California energy officials said today they got "every penny" they demanded in a $410 million settlement paid by JPMorgan Chase & Co. over manipulative electricity trades.
JPMorgan, in a deal announced by the Federal Energy Regulatory Commission, will cough up $124 million in profits to California ratepayers. In addition, the big bank agreed not to fight California officials over $262 million in disputed profits that had already been recouped by the state or were never paid to JPMorgan in the first place.
In total, the deal is worth $386 million to California consumers, said Nancy Saracino, general counsel of the California Independent System Operator. The ISO runs the state's transmission grid, buys last-minute power from vendors like JPMorgan and blew the whistle on the firm's manipulative trading practices.

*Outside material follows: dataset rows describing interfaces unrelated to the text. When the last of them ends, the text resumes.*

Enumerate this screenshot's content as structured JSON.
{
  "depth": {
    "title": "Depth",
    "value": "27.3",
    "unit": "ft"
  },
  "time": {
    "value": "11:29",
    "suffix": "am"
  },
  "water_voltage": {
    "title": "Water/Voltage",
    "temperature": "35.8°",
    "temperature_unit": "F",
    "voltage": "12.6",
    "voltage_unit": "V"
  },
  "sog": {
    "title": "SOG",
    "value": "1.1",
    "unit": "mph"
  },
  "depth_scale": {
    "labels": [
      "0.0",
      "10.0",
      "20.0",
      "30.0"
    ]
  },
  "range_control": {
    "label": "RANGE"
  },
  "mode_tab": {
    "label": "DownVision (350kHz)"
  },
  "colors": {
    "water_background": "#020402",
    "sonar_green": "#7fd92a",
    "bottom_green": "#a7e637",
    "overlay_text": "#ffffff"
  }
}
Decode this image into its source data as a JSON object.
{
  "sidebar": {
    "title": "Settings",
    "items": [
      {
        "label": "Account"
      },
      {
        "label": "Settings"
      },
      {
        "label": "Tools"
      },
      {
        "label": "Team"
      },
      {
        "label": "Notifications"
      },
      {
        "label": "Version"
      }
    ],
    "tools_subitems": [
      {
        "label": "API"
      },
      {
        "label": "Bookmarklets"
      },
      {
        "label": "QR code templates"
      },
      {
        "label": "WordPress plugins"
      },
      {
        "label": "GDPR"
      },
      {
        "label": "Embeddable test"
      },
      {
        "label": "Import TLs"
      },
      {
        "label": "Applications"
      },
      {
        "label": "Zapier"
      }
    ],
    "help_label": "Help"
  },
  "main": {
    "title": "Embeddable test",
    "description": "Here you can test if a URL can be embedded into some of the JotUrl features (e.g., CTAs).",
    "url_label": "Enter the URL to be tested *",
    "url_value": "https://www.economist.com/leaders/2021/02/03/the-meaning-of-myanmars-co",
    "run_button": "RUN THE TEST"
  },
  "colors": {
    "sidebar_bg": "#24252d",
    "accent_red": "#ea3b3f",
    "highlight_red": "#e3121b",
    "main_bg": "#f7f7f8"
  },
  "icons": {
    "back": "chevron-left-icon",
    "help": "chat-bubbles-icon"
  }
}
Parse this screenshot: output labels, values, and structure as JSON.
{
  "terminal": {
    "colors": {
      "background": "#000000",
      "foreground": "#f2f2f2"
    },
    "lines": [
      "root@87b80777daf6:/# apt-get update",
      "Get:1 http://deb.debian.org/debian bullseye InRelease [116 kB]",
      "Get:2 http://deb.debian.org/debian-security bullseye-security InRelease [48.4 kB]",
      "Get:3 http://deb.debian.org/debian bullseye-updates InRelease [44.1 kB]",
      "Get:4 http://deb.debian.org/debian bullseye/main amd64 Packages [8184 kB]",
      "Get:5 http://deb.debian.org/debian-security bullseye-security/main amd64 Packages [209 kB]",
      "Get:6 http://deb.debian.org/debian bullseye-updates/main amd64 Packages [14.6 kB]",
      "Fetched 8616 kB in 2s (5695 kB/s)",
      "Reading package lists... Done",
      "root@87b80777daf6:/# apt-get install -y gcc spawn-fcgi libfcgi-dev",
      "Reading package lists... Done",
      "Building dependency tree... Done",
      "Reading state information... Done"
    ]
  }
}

"We are literally getting every penny back for ratepayers," Saracino said in a conference call with reporters. "It is such a strong message...that this kind of conduct is not going to be supported."
JPMorgan spokesman Brian Marchiony said "we are pleased to put this matter behind us." He added that the firm has already put money aside for the case so "this settlement will not have a material impact on earnings."
The firm agreed to pay FERC a fine of $285 million and disgorge a total of $125 million in profits. Of that, $124 million is coming back to California and the rest is going to ratepayers in Michigan.
The case is the biggest settlement in FERC's history, although the agency is pursuing bigger cases. It recently announced a $453 million fine against Barclays Bank - primarily over trading practices in California - but the London bank is fighting the fine.
The JPMorgan case, which has been building for more than a year, aroused suspicions that California's electricity market is as ripe for manipulation as it was in 2000 and 2001, when Enron's traders took advantage of huge loopholes to gin up excessive profits.
But California officials said market monitoring policies are stronger now.
"The cynical interpretation of this is that this is somehow the tip of the iceberg," said Eric Hildebrandt, the head of market monitoring for the ISO. Rather, he said the latest case is "the exception to the rule."
JPMorgan had marketing contracts to trade energy from a cluster of power plants in Southern California. The plants were old and unprofitable, but the firm found several ways to exploit California's market and make the plants money makers, according to FERC documents.
Hildebrandt said a key strategy was a scheme that "artificially inflated" the so-called bid-cost recovery payments. Those are payments made by the ISO to power plants that are inefficient and costly to run, but whose electricity is needed to keep the lights on.
Call The Bee's Dale Kasler, (916) 321-1066. Follow him on Twitter @dakasler.